Extracted information:
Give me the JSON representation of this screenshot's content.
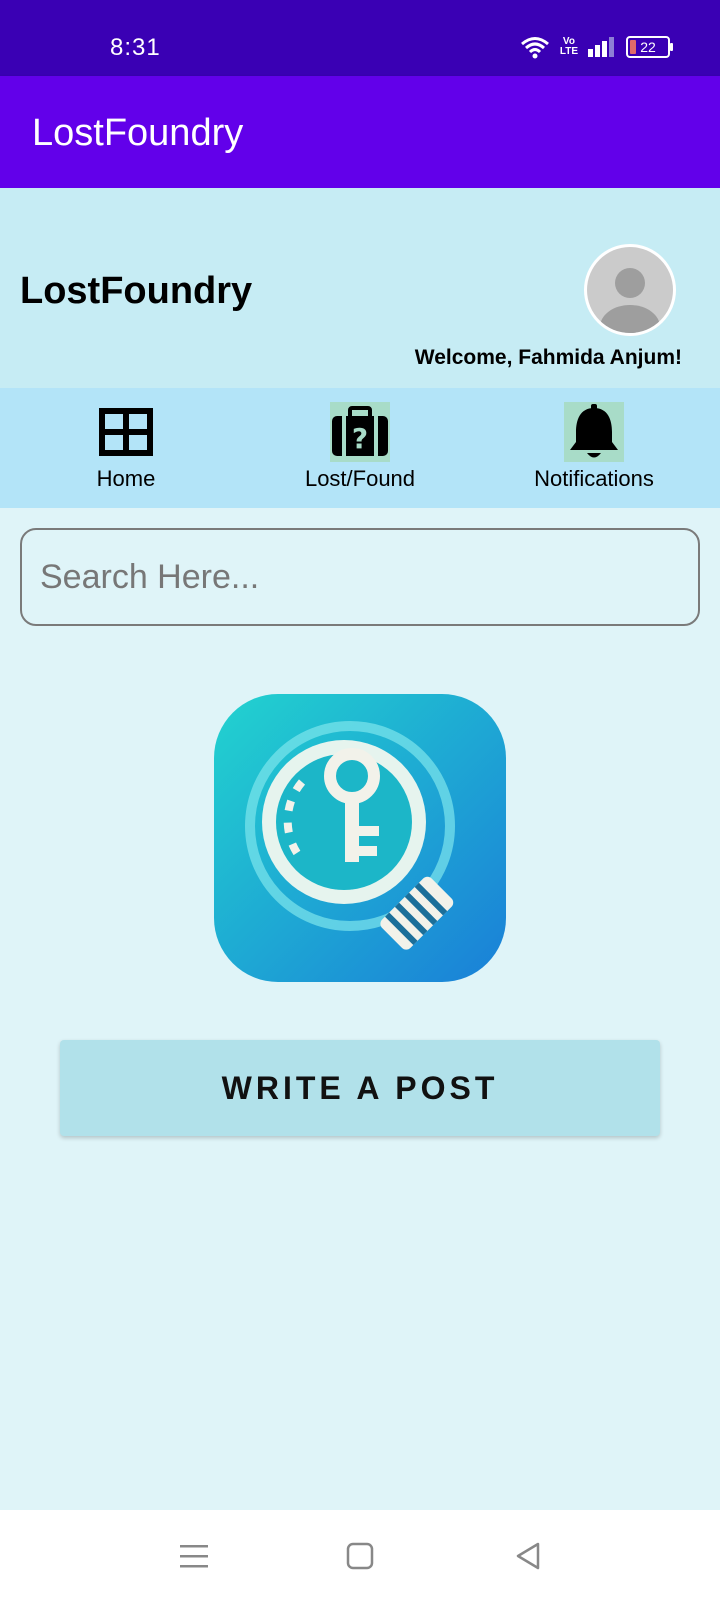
{
  "status_bar": {
    "time": "8:31",
    "network_label_top": "Vo",
    "network_label_bottom": "LTE",
    "battery": "22"
  },
  "app_bar": {
    "title": "LostFoundry"
  },
  "header": {
    "brand": "LostFoundry",
    "welcome": "Welcome, Fahmida Anjum!"
  },
  "nav": {
    "items": [
      {
        "label": "Home",
        "icon": "grid-icon"
      },
      {
        "label": "Lost/Found",
        "icon": "briefcase-question-icon"
      },
      {
        "label": "Notifications",
        "icon": "bell-icon"
      }
    ]
  },
  "search": {
    "placeholder": "Search Here...",
    "value": ""
  },
  "actions": {
    "write_post": "WRITE A POST"
  },
  "colors": {
    "status_bar": "#3a00b4",
    "app_bar": "#6200ea",
    "header_bg": "#c6ecf4",
    "nav_bg": "#b3e4f8",
    "page_bg": "#dff4f8",
    "button_bg": "#b1e1ea"
  }
}
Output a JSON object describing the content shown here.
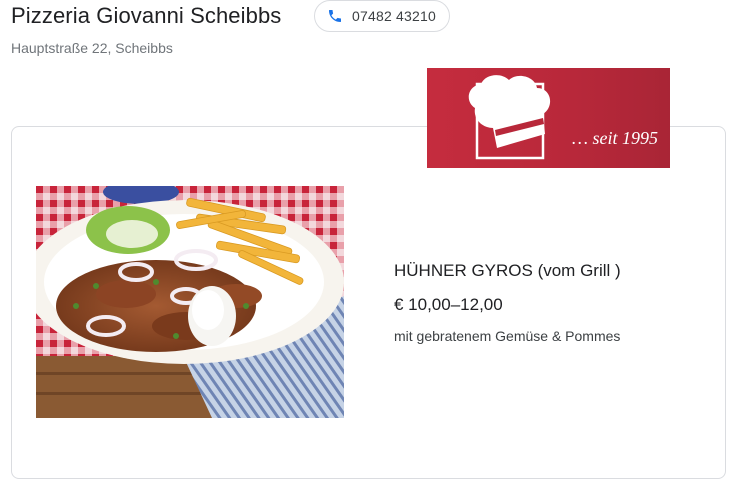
{
  "business": {
    "name": "Pizzeria Giovanni Scheibbs",
    "phone": "07482 43210",
    "address": "Hauptstraße 22, Scheibbs"
  },
  "logo": {
    "icon": "chef-hat-icon",
    "tagline": "… seit 1995",
    "color": "#b8283a"
  },
  "menu_item": {
    "image_icon": "gyros-plate-photo",
    "name": "HÜHNER GYROS (vom Grill )",
    "price": "€ 10,00–12,00",
    "description": "mit gebratenem Gemüse & Pommes"
  },
  "colors": {
    "phone_icon": "#1a73e8",
    "card_border": "#dadce0",
    "secondary_text": "#70757a"
  }
}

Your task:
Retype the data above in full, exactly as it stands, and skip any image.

Written response:
Give me the JSON representation of this screenshot's content.
{
  "status_bar": {
    "time": "8:31",
    "network_label_top": "Vo",
    "network_label_bottom": "LTE",
    "battery": "22"
  },
  "app_bar": {
    "title": "LostFoundry"
  },
  "header": {
    "brand": "LostFoundry",
    "welcome": "Welcome, Fahmida Anjum!"
  },
  "nav": {
    "items": [
      {
        "label": "Home",
        "icon": "grid-icon"
      },
      {
        "label": "Lost/Found",
        "icon": "briefcase-question-icon"
      },
      {
        "label": "Notifications",
        "icon": "bell-icon"
      }
    ]
  },
  "search": {
    "placeholder": "Search Here...",
    "value": ""
  },
  "actions": {
    "write_post": "WRITE A POST"
  },
  "colors": {
    "status_bar": "#3a00b4",
    "app_bar": "#6200ea",
    "header_bg": "#c6ecf4",
    "nav_bg": "#b3e4f8",
    "page_bg": "#dff4f8",
    "button_bg": "#b1e1ea"
  }
}
Output a JSON object describing the content shown here.
{
  "business": {
    "name": "Pizzeria Giovanni Scheibbs",
    "phone": "07482 43210",
    "address": "Hauptstraße 22, Scheibbs"
  },
  "logo": {
    "icon": "chef-hat-icon",
    "tagline": "… seit 1995",
    "color": "#b8283a"
  },
  "menu_item": {
    "image_icon": "gyros-plate-photo",
    "name": "HÜHNER GYROS (vom Grill )",
    "price": "€ 10,00–12,00",
    "description": "mit gebratenem Gemüse & Pommes"
  },
  "colors": {
    "phone_icon": "#1a73e8",
    "card_border": "#dadce0",
    "secondary_text": "#70757a"
  }
}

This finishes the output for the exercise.